That's a very tough question. I'd like to think there is one photograph that instantly gives you an idea of what all my pictures will be like, but I take such a variety of photographs, so it's difficult to pick one that truly represents me. If I had to pick one, it would be the green camper van with the red scooter in the foreground (top row, far right). The reason being that it's instantly familiar, because everyone knows a vw camper van when they see it, but it's very unfamiliar at the same time; the road, pavement and trees that frame it all look very tropical. I suppose it's a bit of a metaphor for how it feels to arrive in a new country.
2. What are the two most influential experiences you've had while taking photos?
- The moment I mustered the courage to ask a person in the street if I could take their photograph. I was in Indonesia, on the last couple of months of a long trip. Beforehand I had been dreaming about taking the perfect portrait of a stranger, but kept shying away from potentially great photo opportunities because I was afraid to stop and ask people. Eventually I convinced myself to ask a man on the streets of Yogyakarta who was more than happy to pose for me, my interaction with this man was such a positive experience that I experienced a turning point and began to ask almost everyone I came across for a picture. Unfortunately, once someone agrees to pose for me, I often find myself a little flustered so I try to take the photograph as fast as possible and end up fumbling around with my settings and don't quite get the result I was hoping for. I either need to up my people skills, or start making more use of my telephoto lens!
- The moment I'd come to the end of a roll of film so began to unwind it. Then I noticed it was unwinding a little bit to easily... Turns out I hadn't actually put film in my camera in the first place, so all the photographs I had ‘taken’ were lost. I don't know how I did it, but I know I'll never do it again.
3. What's your favourite camera? Why?
My Canon AE-1. Firstly, it looks beautiful; it has a very classy design that I love and it’s weight gives it an extremely good quality feel. It has survived quite a few drops, bumps and bashes over the last couple of years and still works perfectly. There are a number of good quality lenses available for it, which makes it really versatile, so it's always my go-to camera. On top of all that, it can make some wonderful photographs. Even the bad ones sometimes have a bit of hidden magic in them that you don't get from other cameras. Oh, and the “CHICKA” it makes when you take a photograph is very satisfying.

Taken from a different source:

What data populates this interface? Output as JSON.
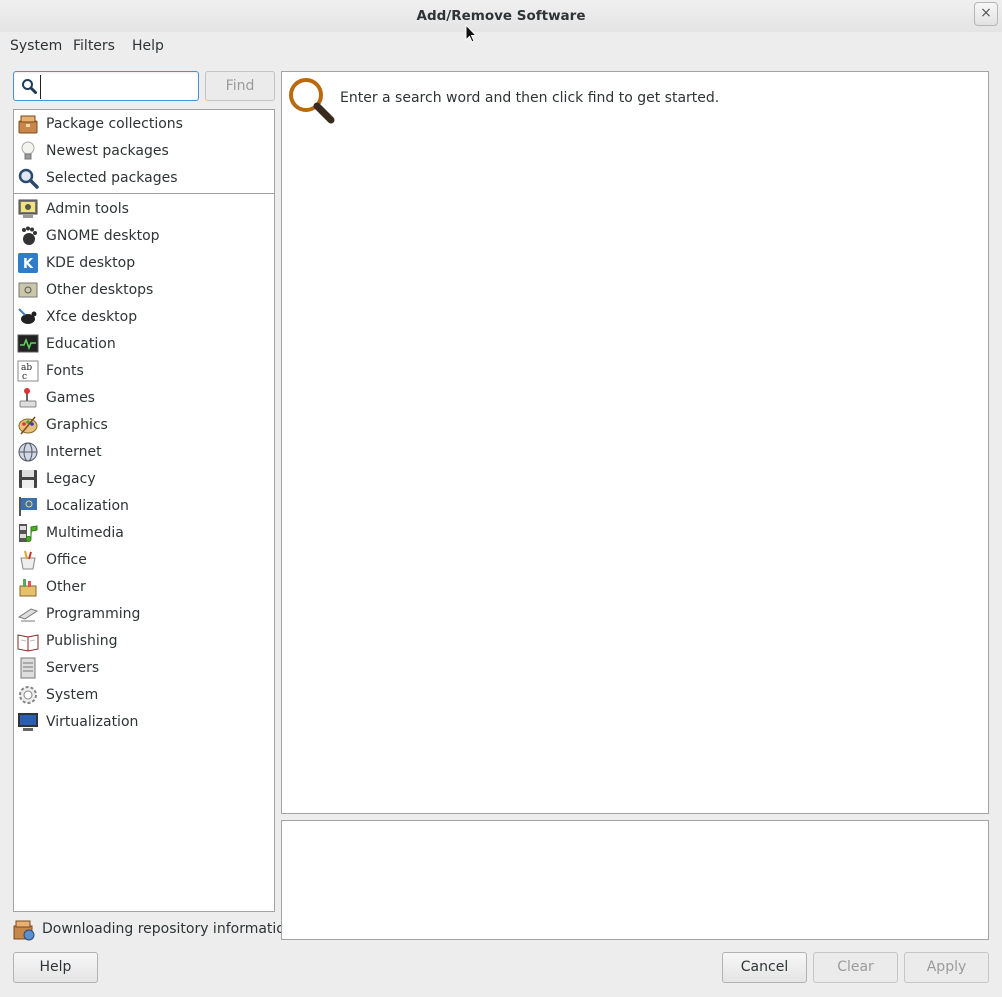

4. Do you find that it's easier to find different perspectives while specializing in travel photography because you're constantly immersed in unfamiliar environments?
Most definitely. It's easy to get comfortable in a familiar environment and take the features around you for granted, no matter how astonishing they may be. I live in Edinburgh, one of the most picturesque cities in the world, but I often have to remind myself to actually take photographs when I'm here. Although when I visit a generic small town, I suddenly have the urge to capture everything in my sights. The moment your brain registers something for the first time is the best time to get creative with it.
5. Some of your photography is fairly abstract. Do you have an idea of what these images are going to look like while you're shooting them or is developing the roll just sort of a pleasant surprise?
I suppose the beauty of film photography is that you never really know exactly what you're going to get, whether you're searching for the abstract or not. I will plan some of the shots to a degree and the more I experiment, the more I learn what to expect.
Some of my favourite abstract pieces were entirely accidental and I have no recollection of taking them at all.
6. Lastly, why is photography important (both to you and as a general art form)?
Photography is important to me because it gives me an opportunity to capture my own perspective and share it with others, I also appreciate other people's photography as it gives me the chance to see their unique perspective. It is endlessly interesting to me that different people can capture the exact same thing in so many different ways. That's what it all boils down to for me.
Manuel's photographs have been featured in two recent exhibitions:
Analogue Photography Exhibition (Scottish Fashion Creative Network) July 2015 @ The Biscuit Factory, Edinburgh
Life: only happening once, February 2016 @ Cabaret Voltaire, Edinburgh
Find Manuel on Twitter, Tumblr and Instagram.
Check out his photozine here!